▼
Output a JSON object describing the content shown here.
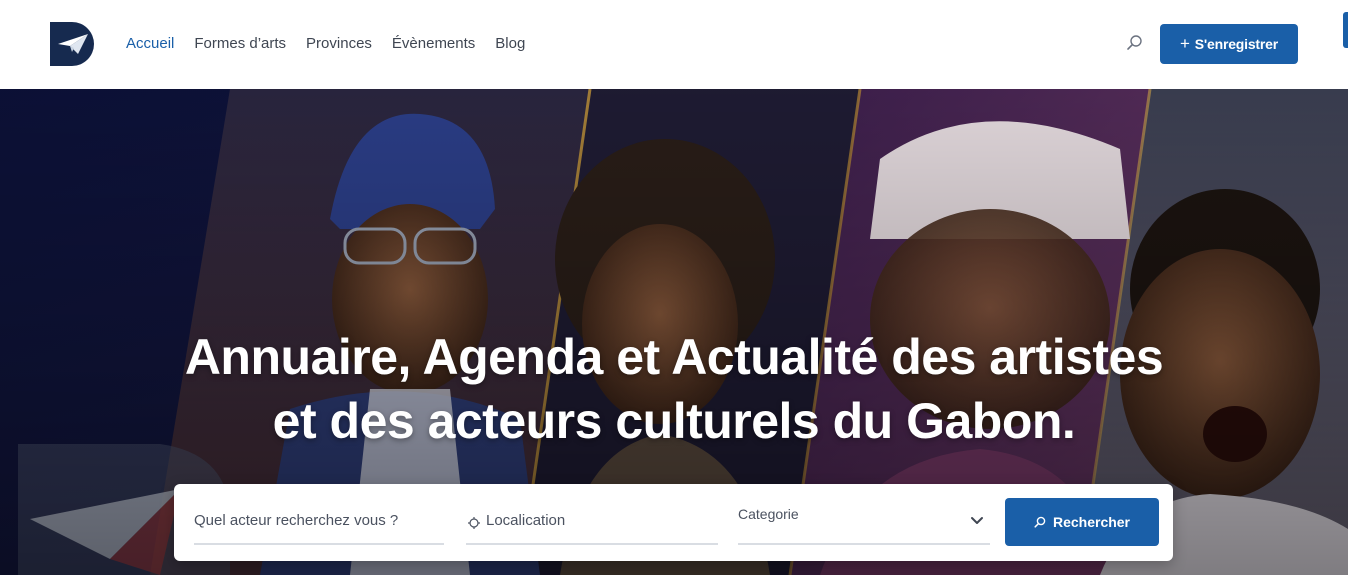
{
  "header": {
    "logo_icon": "plane-d-logo-icon",
    "nav": [
      {
        "label": "Accueil",
        "active": true
      },
      {
        "label": "Formes d’arts",
        "active": false
      },
      {
        "label": "Provinces",
        "active": false
      },
      {
        "label": "Évènements",
        "active": false
      },
      {
        "label": "Blog",
        "active": false
      }
    ],
    "search_icon": "search-icon",
    "register_label": "S'enregistrer",
    "register_icon": "plus-icon"
  },
  "hero": {
    "title_line1": "Annuaire, Agenda et Actualité des artistes",
    "title_line2": "et des acteurs culturels du Gabon."
  },
  "search": {
    "actor_placeholder": "Quel acteur recherchez vous ?",
    "location_placeholder": "Localication",
    "location_icon": "location-icon",
    "category_value": "Categorie",
    "category_icon": "chevron-down-icon",
    "submit_label": "Rechercher",
    "submit_icon": "search-icon"
  },
  "colors": {
    "accent": "#1a5fa8",
    "hero_dark": "#0b1030",
    "nav_text": "#3f4652"
  }
}
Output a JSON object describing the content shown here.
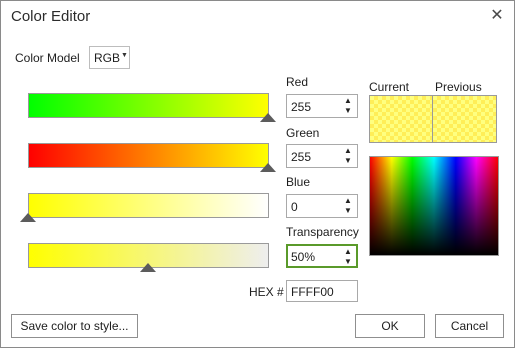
{
  "window": {
    "title": "Color Editor",
    "close_icon": "close-icon"
  },
  "color_model": {
    "label": "Color Model",
    "value": "RGB"
  },
  "channels": [
    {
      "label": "Red",
      "value": "255",
      "fraction": 1.0
    },
    {
      "label": "Green",
      "value": "255",
      "fraction": 1.0
    },
    {
      "label": "Blue",
      "value": "0",
      "fraction": 0.0
    },
    {
      "label": "Transparency",
      "value": "50%",
      "fraction": 0.5
    }
  ],
  "hex": {
    "label": "HEX #",
    "value": "FFFF00"
  },
  "swatches": {
    "current_label": "Current",
    "previous_label": "Previous"
  },
  "buttons": {
    "save_style": "Save color to style...",
    "ok": "OK",
    "cancel": "Cancel"
  },
  "colors": {
    "focus_border": "#5a9a2a",
    "current_color": "#ffff00"
  }
}
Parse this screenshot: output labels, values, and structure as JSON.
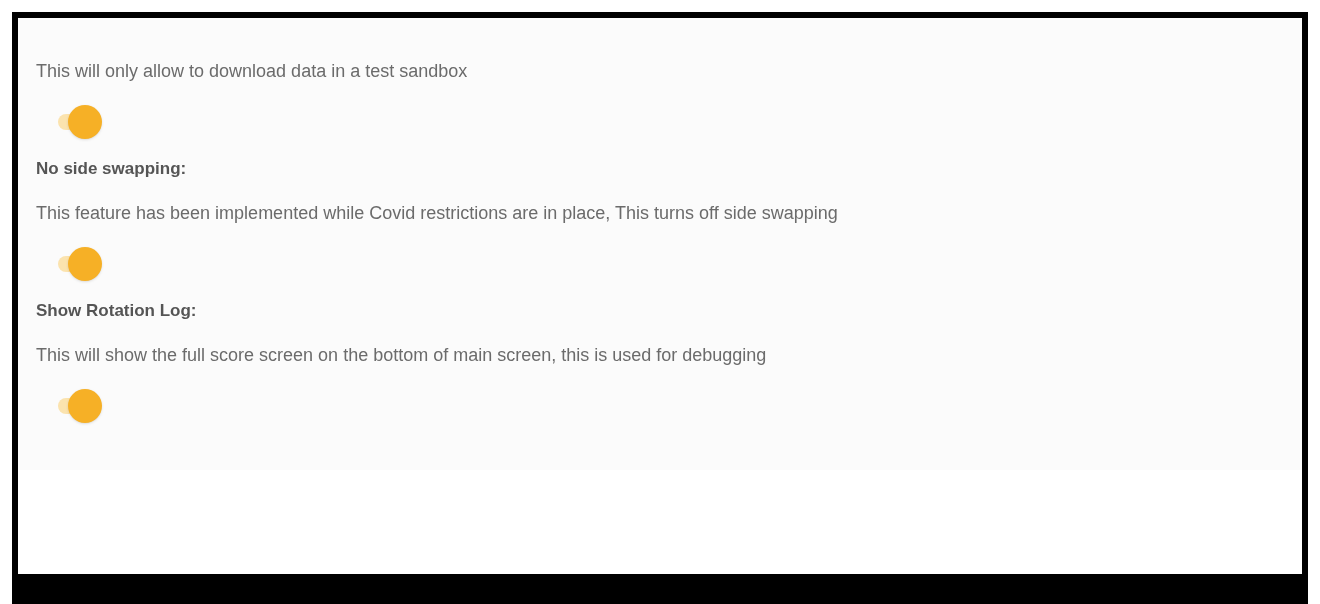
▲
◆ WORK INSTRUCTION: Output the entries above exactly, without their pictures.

◆ TASK RESULT:
Output a JSON object describing the content shown here.
{
  "header": {
    "logo_icon": "plane-d-logo-icon",
    "nav": [
      {
        "label": "Accueil",
        "active": true
      },
      {
        "label": "Formes d’arts",
        "active": false
      },
      {
        "label": "Provinces",
        "active": false
      },
      {
        "label": "Évènements",
        "active": false
      },
      {
        "label": "Blog",
        "active": false
      }
    ],
    "search_icon": "search-icon",
    "register_label": "S'enregistrer",
    "register_icon": "plus-icon"
  },
  "hero": {
    "title_line1": "Annuaire, Agenda et Actualité des artistes",
    "title_line2": "et des acteurs culturels du Gabon."
  },
  "search": {
    "actor_placeholder": "Quel acteur recherchez vous ?",
    "location_placeholder": "Localication",
    "location_icon": "location-icon",
    "category_value": "Categorie",
    "category_icon": "chevron-down-icon",
    "submit_label": "Rechercher",
    "submit_icon": "search-icon"
  },
  "colors": {
    "accent": "#1a5fa8",
    "hero_dark": "#0b1030",
    "nav_text": "#3f4652"
  }
}
Output a JSON object describing the content shown here.
{
  "window": {
    "title": "Color Editor",
    "close_icon": "close-icon"
  },
  "color_model": {
    "label": "Color Model",
    "value": "RGB"
  },
  "channels": [
    {
      "label": "Red",
      "value": "255",
      "fraction": 1.0
    },
    {
      "label": "Green",
      "value": "255",
      "fraction": 1.0
    },
    {
      "label": "Blue",
      "value": "0",
      "fraction": 0.0
    },
    {
      "label": "Transparency",
      "value": "50%",
      "fraction": 0.5
    }
  ],
  "hex": {
    "label": "HEX #",
    "value": "FFFF00"
  },
  "swatches": {
    "current_label": "Current",
    "previous_label": "Previous"
  },
  "buttons": {
    "save_style": "Save color to style...",
    "ok": "OK",
    "cancel": "Cancel"
  },
  "colors": {
    "focus_border": "#5a9a2a",
    "current_color": "#ffff00"
  }
}
Parse this screenshot: output labels, values, and structure as JSON.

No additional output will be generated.